— Assignment —
Using the listing beneath this task, count the lines with the word "Remove" and write only the result.

──────────────────────────────

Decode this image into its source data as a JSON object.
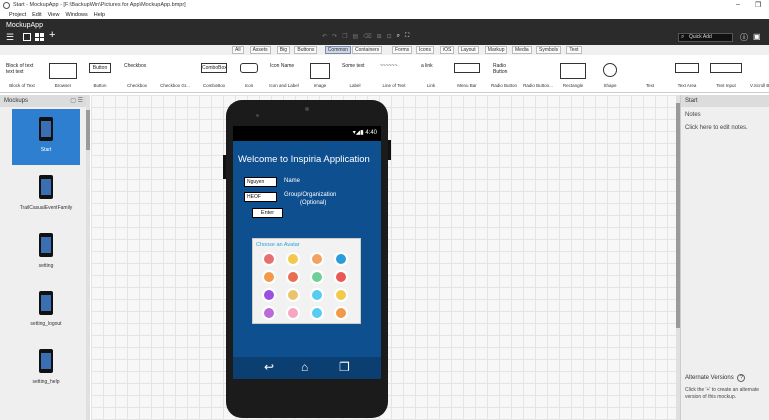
{
  "window": {
    "title": "Start - MockupApp - [F:\\BackupWin\\Pictures for App\\MockupApp.bmpr]",
    "minimize": "–",
    "restore": "❐"
  },
  "menu": [
    "Project",
    "Edit",
    "View",
    "Windows",
    "Help"
  ],
  "app": {
    "name": "MockupApp",
    "quick_add_placeholder": "Quick Add"
  },
  "categories": [
    {
      "label": "All",
      "active": false
    },
    {
      "label": "Assets",
      "active": false
    },
    {
      "label": "Big",
      "active": false
    },
    {
      "label": "Buttons",
      "active": false
    },
    {
      "label": "Common",
      "active": true
    },
    {
      "label": "Containers",
      "active": false
    },
    {
      "label": "Forms",
      "active": false
    },
    {
      "label": "Icons",
      "active": false
    },
    {
      "label": "iOS",
      "active": false
    },
    {
      "label": "Layout",
      "active": false
    },
    {
      "label": "Markup",
      "active": false
    },
    {
      "label": "Media",
      "active": false
    },
    {
      "label": "Symbols",
      "active": false
    },
    {
      "label": "Text",
      "active": false
    }
  ],
  "library": [
    {
      "label": "Block of Text",
      "preview": "Block of text text text"
    },
    {
      "label": "Browser",
      "preview": ""
    },
    {
      "label": "Button",
      "preview": "Button"
    },
    {
      "label": "Checkbox",
      "preview": "Checkbox"
    },
    {
      "label": "Checkbox Gr...",
      "preview": ""
    },
    {
      "label": "ComboBox",
      "preview": "ComboBox"
    },
    {
      "label": "Icon",
      "preview": ""
    },
    {
      "label": "Icon and Label",
      "preview": "Icon Name"
    },
    {
      "label": "Image",
      "preview": ""
    },
    {
      "label": "Label",
      "preview": "Some text"
    },
    {
      "label": "Line of Text",
      "preview": "~~~~~~"
    },
    {
      "label": "Link",
      "preview": "a link"
    },
    {
      "label": "Menu Bar",
      "preview": ""
    },
    {
      "label": "Radio Button",
      "preview": "Radio Button"
    },
    {
      "label": "Radio Button...",
      "preview": ""
    },
    {
      "label": "Rectangle",
      "preview": ""
    },
    {
      "label": "Shape",
      "preview": ""
    },
    {
      "label": "Text",
      "preview": ""
    },
    {
      "label": "Text Area",
      "preview": ""
    },
    {
      "label": "Text Input",
      "preview": ""
    },
    {
      "label": "V.Scroll Ba",
      "preview": ""
    }
  ],
  "left_panel": {
    "title": "Mockups",
    "items": [
      {
        "name": "Start",
        "selected": true
      },
      {
        "name": "TrailCasualEventFamily",
        "selected": false
      },
      {
        "name": "setting",
        "selected": false
      },
      {
        "name": "setting_logout",
        "selected": false
      },
      {
        "name": "setting_help",
        "selected": false
      }
    ]
  },
  "phone": {
    "status_time": "▾◢▮ 4:40",
    "welcome": "Welcome to Inspiria Application",
    "name_value": "Nguyen",
    "name_label": "Name",
    "group_value": "HEOF",
    "group_label": "Group/Organization",
    "group_sub": "(Optional)",
    "enter_label": "Enter",
    "avatar_title": "Choose an Avatar",
    "avatar_colors": [
      "#e7706e",
      "#f2c94c",
      "#f4a261",
      "#2d9cdb",
      "#f2994a",
      "#e76f51",
      "#6fcf97",
      "#eb5757",
      "#9b51e0",
      "#e9c46a",
      "#56ccf2",
      "#f2c94c",
      "#bb6bd9",
      "#f7a6c0",
      "#56ccf2",
      "#f2994a"
    ]
  },
  "right_panel": {
    "title": "Start",
    "notes_heading": "Notes",
    "notes_placeholder": "Click here to edit notes.",
    "alt_heading": "Alternate Versions",
    "alt_help": "?",
    "alt_desc": "Click the '+' to create an alternate version of this mockup."
  },
  "colors": {
    "accent": "#2f7fd0",
    "appbar": "#2b2b2b",
    "screen": "#0e4f8f"
  }
}
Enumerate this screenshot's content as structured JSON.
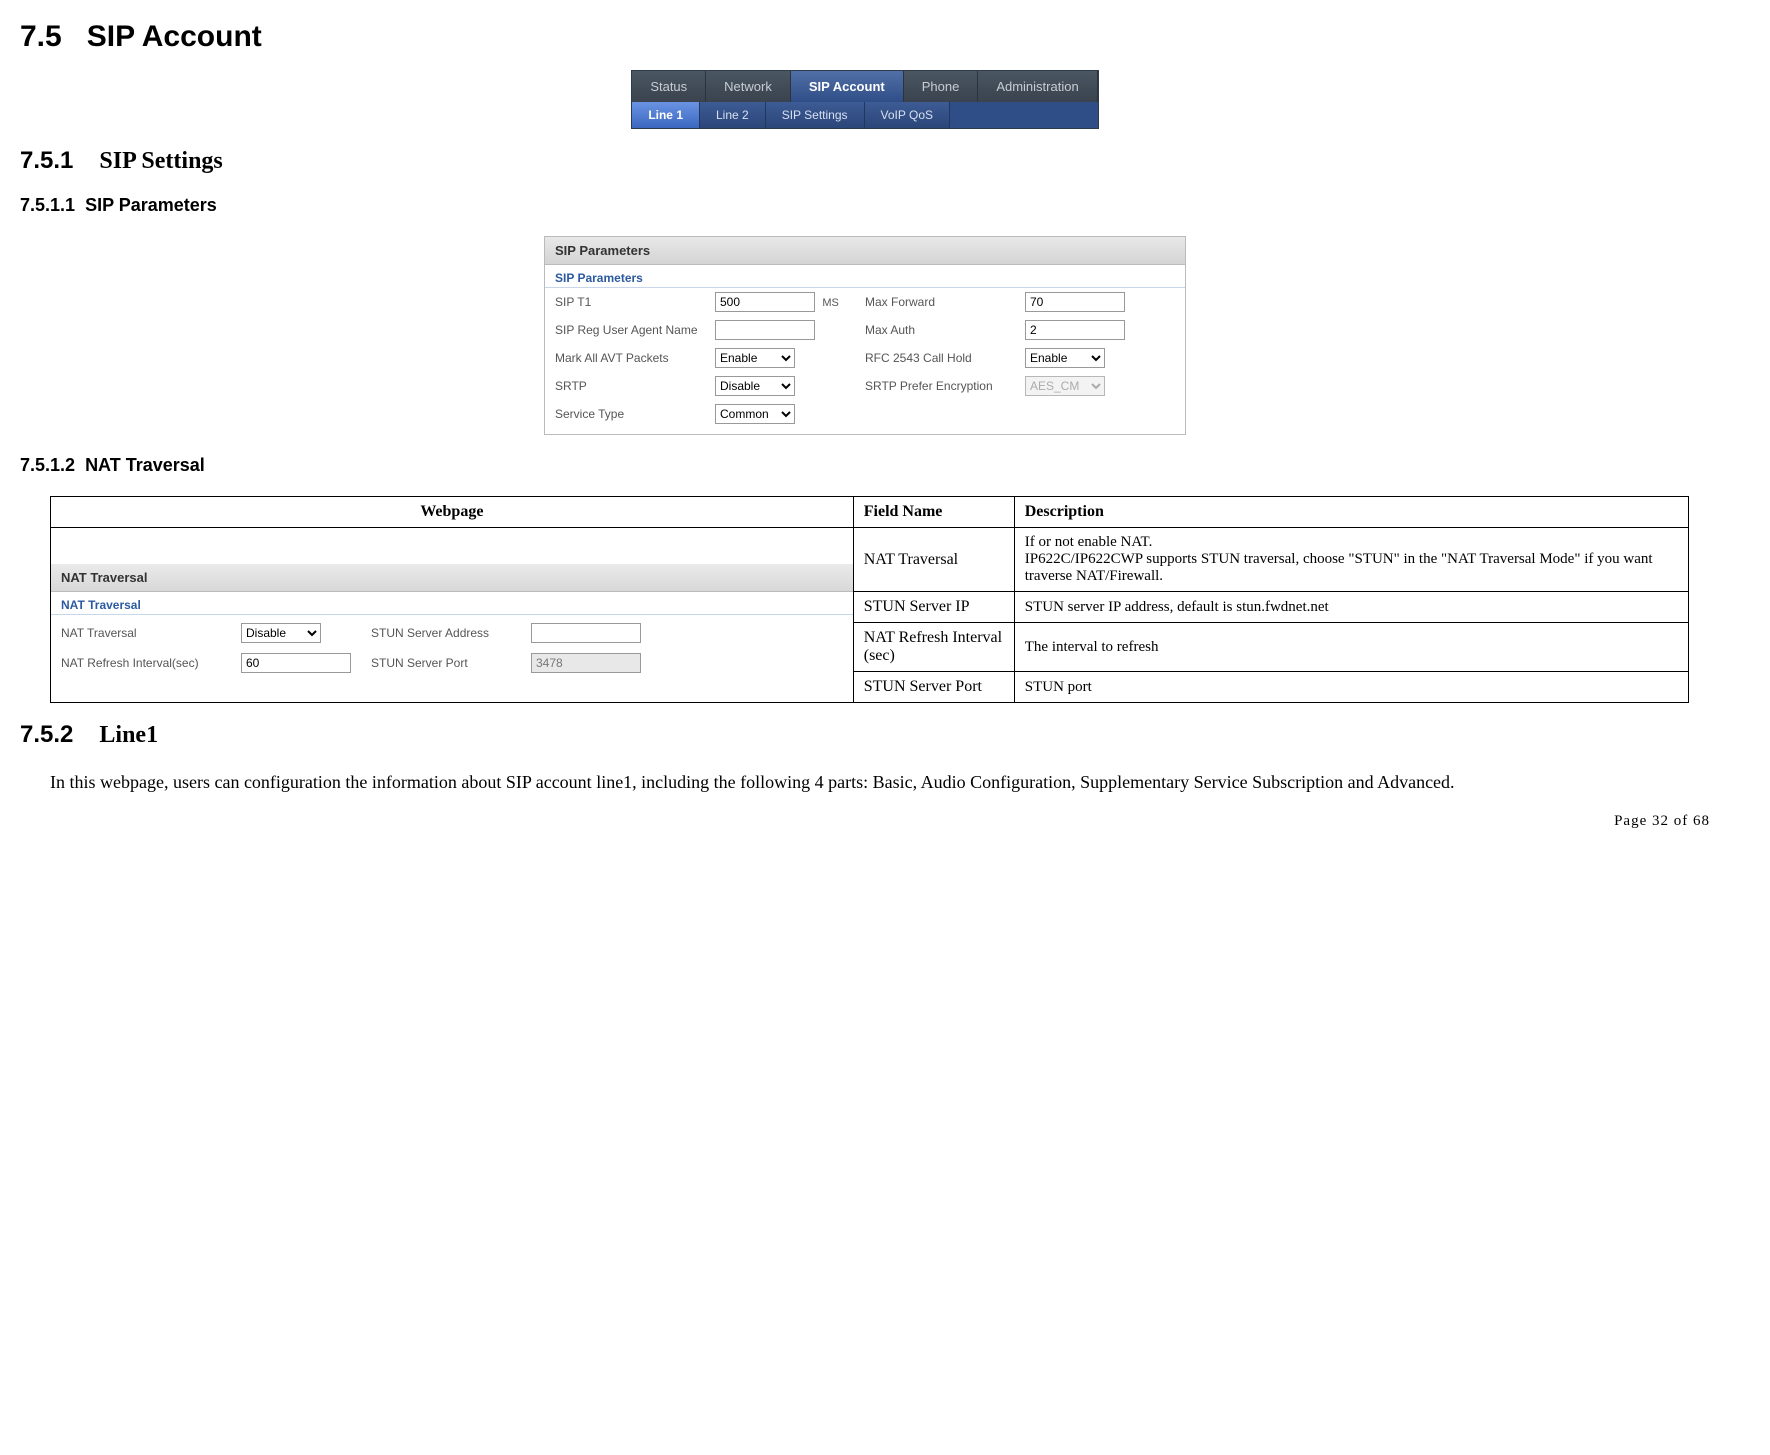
{
  "headings": {
    "h1_num": "7.5",
    "h1_title": "SIP Account",
    "h2a_num": "7.5.1",
    "h2a_title": "SIP Settings",
    "h3a_num": "7.5.1.1",
    "h3a_title": "SIP Parameters",
    "h3b_num": "7.5.1.2",
    "h3b_title": "NAT Traversal",
    "h2b_num": "7.5.2",
    "h2b_title": "Line1"
  },
  "nav": {
    "row1": [
      "Status",
      "Network",
      "SIP Account",
      "Phone",
      "Administration"
    ],
    "row1_active_index": 2,
    "row2": [
      "Line 1",
      "Line 2",
      "SIP Settings",
      "VoIP QoS"
    ],
    "row2_active_index": 0
  },
  "sip_panel": {
    "title": "SIP Parameters",
    "subtitle": "SIP Parameters",
    "fields": {
      "sip_t1_label": "SIP T1",
      "sip_t1_value": "500",
      "sip_t1_unit": "MS",
      "max_forward_label": "Max Forward",
      "max_forward_value": "70",
      "reg_ua_label": "SIP Reg User Agent Name",
      "reg_ua_value": "",
      "max_auth_label": "Max Auth",
      "max_auth_value": "2",
      "mark_avt_label": "Mark All AVT Packets",
      "mark_avt_value": "Enable",
      "rfc_hold_label": "RFC 2543 Call Hold",
      "rfc_hold_value": "Enable",
      "srtp_label": "SRTP",
      "srtp_value": "Disable",
      "srtp_enc_label": "SRTP Prefer Encryption",
      "srtp_enc_value": "AES_CM",
      "service_type_label": "Service Type",
      "service_type_value": "Common"
    }
  },
  "nat_table": {
    "headers": {
      "webpage": "Webpage",
      "field": "Field Name",
      "desc": "Description"
    },
    "webpanel": {
      "title": "NAT Traversal",
      "subtitle": "NAT Traversal",
      "nat_traversal_label": "NAT Traversal",
      "nat_traversal_value": "Disable",
      "stun_addr_label": "STUN Server Address",
      "stun_addr_value": "",
      "nat_refresh_label": "NAT Refresh Interval(sec)",
      "nat_refresh_value": "60",
      "stun_port_label": "STUN Server Port",
      "stun_port_value": "3478"
    },
    "rows": [
      {
        "field": "NAT Traversal",
        "desc": "If or not enable NAT.\nIP622C/IP622CWP supports STUN traversal, choose \"STUN\" in the \"NAT Traversal Mode\" if you want traverse NAT/Firewall."
      },
      {
        "field": "STUN Server IP",
        "desc": "STUN server IP address, default is stun.fwdnet.net"
      },
      {
        "field": "NAT Refresh Interval (sec)",
        "desc": "The interval to refresh"
      },
      {
        "field": "STUN Server Port",
        "desc": "STUN port"
      }
    ]
  },
  "body_paragraph": "In this webpage, users can configuration the information about SIP account line1, including the following 4 parts: Basic, Audio Configuration, Supplementary Service Subscription and Advanced.",
  "footer": "Page 32 of 68"
}
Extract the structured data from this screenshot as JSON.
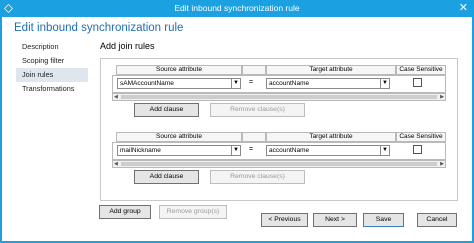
{
  "window": {
    "title": "Edit inbound synchronization rule",
    "close_glyph": "✕"
  },
  "page": {
    "heading": "Edit inbound synchronization rule",
    "section_title": "Add join rules"
  },
  "nav": {
    "items": [
      "Description",
      "Scoping filter",
      "Join rules",
      "Transformations"
    ],
    "active_index": 2
  },
  "columns": {
    "source": "Source attribute",
    "target": "Target attribute",
    "case": "Case Sensitive"
  },
  "rules": [
    {
      "source_value": "sAMAccountName",
      "operator": "=",
      "target_value": "accountName",
      "case_sensitive": false
    },
    {
      "source_value": "mailNickname",
      "operator": "=",
      "target_value": "accountName",
      "case_sensitive": false
    }
  ],
  "buttons": {
    "add_clause": "Add clause",
    "remove_clauses": "Remove clause(s)",
    "add_group": "Add group",
    "remove_groups": "Remove group(s)",
    "previous": "< Previous",
    "next": "Next >",
    "save": "Save",
    "cancel": "Cancel"
  },
  "icons": {
    "dropdown": "chevron-down-icon",
    "scroll_left": "arrow-left-icon",
    "scroll_right": "arrow-right-icon",
    "app": "diamond-icon"
  },
  "colors": {
    "accent": "#1ba1e2",
    "heading": "#1f6fb2",
    "nav_active": "#dfe6ee"
  }
}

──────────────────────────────

— Task response —
2